John Piper’s gossip post needs Part 2, to address double standards

When our daughter was a teenager, I remember her coming to Tim and me in tears over what some peers of hers were talking about. Turns out one of the peers had just informed another, when my daughter was part of the conversation, that a teenager they both knew was pregnant outside of marriage. They were laughing over it. Laughing. It was very clear they didn’t care about the girl at all, but found the information quite juicy.

This is perhaps one of the most stark cases of gossip I’ve seen, and this is what came into my mind when I read John Piper’s recent post about gossip (link), in which he concludes, with Scripture, that gossip is idle talk about others engaged in by those who are “motivated by pride that loves the delicious feeling of being in the know” who are “indifferent to what the destructive effects may be.” He also observes that in many cases the gossiper actually maliciously desires a destructive effect.
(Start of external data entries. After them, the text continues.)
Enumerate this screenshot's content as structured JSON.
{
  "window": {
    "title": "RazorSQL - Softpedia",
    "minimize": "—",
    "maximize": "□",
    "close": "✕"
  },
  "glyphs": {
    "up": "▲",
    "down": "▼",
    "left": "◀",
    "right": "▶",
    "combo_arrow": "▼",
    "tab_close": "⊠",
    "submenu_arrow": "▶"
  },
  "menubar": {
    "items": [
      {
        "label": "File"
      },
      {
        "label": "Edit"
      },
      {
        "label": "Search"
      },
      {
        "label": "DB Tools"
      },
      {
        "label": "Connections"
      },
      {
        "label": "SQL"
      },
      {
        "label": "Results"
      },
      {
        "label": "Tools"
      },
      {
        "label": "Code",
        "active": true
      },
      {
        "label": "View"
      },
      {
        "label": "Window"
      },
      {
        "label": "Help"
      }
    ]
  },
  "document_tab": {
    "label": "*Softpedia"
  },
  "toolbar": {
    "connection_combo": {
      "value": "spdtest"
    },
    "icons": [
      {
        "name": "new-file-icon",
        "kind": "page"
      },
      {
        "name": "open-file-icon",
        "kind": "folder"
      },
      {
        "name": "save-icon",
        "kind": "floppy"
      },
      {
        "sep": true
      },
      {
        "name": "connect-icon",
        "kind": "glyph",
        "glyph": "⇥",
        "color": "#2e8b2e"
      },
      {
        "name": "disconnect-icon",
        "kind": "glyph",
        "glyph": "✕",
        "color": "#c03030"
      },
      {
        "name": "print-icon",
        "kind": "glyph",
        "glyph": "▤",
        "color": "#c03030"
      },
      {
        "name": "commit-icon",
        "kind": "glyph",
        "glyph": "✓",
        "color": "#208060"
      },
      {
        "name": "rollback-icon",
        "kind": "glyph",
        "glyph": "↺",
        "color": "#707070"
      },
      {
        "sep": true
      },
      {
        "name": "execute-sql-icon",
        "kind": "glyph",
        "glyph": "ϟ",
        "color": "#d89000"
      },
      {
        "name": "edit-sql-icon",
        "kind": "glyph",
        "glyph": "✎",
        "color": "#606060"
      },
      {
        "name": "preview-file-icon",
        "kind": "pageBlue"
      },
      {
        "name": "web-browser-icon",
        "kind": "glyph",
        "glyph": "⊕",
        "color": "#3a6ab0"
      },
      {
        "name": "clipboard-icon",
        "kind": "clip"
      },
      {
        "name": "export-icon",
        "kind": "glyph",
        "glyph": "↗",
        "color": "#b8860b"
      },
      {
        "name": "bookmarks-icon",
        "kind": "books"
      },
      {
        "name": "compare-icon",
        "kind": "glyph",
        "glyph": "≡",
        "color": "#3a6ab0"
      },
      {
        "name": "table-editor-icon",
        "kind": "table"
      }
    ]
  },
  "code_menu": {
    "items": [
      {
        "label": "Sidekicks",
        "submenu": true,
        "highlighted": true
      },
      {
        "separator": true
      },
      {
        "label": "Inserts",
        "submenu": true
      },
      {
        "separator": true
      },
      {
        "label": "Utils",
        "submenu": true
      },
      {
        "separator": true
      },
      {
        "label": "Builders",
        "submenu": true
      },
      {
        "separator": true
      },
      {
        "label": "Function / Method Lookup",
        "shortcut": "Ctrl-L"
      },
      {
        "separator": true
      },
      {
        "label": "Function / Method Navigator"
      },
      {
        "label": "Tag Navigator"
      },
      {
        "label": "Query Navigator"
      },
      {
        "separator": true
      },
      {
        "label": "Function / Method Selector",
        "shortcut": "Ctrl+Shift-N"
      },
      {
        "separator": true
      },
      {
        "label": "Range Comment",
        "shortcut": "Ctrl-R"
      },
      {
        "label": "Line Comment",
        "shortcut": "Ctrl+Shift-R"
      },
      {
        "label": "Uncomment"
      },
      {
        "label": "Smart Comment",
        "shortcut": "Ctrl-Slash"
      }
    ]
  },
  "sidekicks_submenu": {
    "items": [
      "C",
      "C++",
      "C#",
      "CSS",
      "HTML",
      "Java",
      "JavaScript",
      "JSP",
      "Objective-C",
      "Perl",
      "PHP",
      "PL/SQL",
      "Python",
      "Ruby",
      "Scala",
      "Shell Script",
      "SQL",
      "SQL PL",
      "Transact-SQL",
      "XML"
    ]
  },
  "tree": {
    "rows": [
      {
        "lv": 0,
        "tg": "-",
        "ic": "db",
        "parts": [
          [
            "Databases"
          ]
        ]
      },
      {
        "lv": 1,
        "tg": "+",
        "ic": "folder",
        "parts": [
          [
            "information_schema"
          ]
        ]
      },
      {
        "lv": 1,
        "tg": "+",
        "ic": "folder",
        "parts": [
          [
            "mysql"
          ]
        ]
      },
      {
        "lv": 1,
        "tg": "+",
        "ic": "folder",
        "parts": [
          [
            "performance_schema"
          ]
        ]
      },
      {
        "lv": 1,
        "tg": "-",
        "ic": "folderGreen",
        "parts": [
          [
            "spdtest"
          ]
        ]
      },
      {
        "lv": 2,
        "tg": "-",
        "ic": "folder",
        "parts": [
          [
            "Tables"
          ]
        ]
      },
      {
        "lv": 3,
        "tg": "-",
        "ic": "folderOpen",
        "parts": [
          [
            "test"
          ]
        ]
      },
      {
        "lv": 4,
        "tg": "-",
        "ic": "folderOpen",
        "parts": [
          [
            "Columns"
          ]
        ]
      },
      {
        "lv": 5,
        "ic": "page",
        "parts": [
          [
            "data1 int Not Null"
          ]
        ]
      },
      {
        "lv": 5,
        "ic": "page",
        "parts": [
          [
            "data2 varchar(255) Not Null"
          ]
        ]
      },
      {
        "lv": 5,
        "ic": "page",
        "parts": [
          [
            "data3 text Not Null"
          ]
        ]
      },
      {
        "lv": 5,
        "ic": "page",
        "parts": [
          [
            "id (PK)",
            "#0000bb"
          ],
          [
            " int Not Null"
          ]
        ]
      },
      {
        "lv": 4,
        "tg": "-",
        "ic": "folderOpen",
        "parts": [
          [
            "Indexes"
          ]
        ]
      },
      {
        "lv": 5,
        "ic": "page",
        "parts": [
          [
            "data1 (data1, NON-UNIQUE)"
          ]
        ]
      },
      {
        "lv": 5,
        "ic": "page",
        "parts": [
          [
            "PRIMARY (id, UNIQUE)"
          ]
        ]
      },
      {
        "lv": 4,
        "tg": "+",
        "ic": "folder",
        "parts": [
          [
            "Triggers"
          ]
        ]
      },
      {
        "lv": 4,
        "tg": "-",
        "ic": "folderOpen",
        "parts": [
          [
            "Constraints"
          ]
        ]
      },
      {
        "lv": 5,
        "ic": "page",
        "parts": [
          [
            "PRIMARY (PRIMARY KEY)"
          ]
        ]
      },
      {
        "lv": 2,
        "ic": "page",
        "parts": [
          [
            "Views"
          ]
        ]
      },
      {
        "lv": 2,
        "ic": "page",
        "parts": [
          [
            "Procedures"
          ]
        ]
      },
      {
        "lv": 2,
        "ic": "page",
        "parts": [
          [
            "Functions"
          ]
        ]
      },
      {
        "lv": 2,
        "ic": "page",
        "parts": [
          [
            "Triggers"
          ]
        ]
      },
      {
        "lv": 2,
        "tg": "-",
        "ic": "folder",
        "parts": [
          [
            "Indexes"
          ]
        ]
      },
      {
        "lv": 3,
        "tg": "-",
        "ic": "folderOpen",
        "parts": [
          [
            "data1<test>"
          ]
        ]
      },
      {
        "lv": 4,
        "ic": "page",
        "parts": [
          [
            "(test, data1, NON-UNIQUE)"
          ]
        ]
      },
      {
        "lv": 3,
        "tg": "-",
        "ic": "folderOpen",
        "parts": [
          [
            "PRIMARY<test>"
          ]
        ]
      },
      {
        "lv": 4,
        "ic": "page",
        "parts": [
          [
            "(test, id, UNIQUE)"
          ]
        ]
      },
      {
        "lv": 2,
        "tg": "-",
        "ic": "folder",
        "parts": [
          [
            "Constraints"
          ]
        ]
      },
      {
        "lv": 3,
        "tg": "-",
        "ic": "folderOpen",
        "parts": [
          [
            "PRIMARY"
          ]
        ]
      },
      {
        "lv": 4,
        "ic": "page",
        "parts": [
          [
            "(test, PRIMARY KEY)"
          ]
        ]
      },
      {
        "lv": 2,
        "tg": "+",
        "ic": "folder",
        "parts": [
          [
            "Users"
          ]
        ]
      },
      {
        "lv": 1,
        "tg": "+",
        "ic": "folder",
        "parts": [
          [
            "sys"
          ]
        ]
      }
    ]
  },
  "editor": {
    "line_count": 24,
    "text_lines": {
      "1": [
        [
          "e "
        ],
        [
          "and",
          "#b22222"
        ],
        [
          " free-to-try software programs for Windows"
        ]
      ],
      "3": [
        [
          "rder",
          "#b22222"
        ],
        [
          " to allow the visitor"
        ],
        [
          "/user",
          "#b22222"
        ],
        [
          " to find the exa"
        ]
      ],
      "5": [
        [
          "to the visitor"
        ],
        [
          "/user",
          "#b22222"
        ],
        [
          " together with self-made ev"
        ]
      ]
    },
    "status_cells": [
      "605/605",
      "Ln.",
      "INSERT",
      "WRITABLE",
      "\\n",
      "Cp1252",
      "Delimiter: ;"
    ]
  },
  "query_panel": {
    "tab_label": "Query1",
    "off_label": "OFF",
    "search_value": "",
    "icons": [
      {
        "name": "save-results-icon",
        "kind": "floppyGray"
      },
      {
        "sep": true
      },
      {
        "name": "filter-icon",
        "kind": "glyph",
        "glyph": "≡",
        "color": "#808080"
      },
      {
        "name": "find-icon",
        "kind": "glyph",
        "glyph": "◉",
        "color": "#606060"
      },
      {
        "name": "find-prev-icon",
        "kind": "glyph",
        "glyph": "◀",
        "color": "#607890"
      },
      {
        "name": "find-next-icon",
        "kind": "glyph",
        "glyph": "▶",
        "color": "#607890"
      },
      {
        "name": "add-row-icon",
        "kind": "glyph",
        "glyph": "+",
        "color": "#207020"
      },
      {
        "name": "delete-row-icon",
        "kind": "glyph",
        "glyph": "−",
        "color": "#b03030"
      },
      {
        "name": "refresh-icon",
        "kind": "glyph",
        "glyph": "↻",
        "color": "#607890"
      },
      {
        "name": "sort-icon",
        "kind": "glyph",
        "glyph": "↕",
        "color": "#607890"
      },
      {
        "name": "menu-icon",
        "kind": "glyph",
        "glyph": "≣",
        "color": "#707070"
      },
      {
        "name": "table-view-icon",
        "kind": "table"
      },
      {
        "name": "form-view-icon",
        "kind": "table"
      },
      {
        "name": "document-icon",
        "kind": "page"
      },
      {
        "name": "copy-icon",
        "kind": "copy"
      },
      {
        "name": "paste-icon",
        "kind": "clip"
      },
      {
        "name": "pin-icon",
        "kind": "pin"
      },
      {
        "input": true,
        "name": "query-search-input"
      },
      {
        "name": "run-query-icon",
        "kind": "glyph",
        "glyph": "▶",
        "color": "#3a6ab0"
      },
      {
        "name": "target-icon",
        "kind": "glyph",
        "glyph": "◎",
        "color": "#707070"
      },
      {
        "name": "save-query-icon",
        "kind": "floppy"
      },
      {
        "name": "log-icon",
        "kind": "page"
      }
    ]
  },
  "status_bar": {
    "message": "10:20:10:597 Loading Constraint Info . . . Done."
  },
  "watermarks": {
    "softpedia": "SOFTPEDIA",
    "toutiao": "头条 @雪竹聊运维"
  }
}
I thought his presentation was Scriptural and sensible.

But I believe John Piper’s gossip post left some gaps, because I see huge problems in our churches regarding gossip that weren’t addressed: Continue reading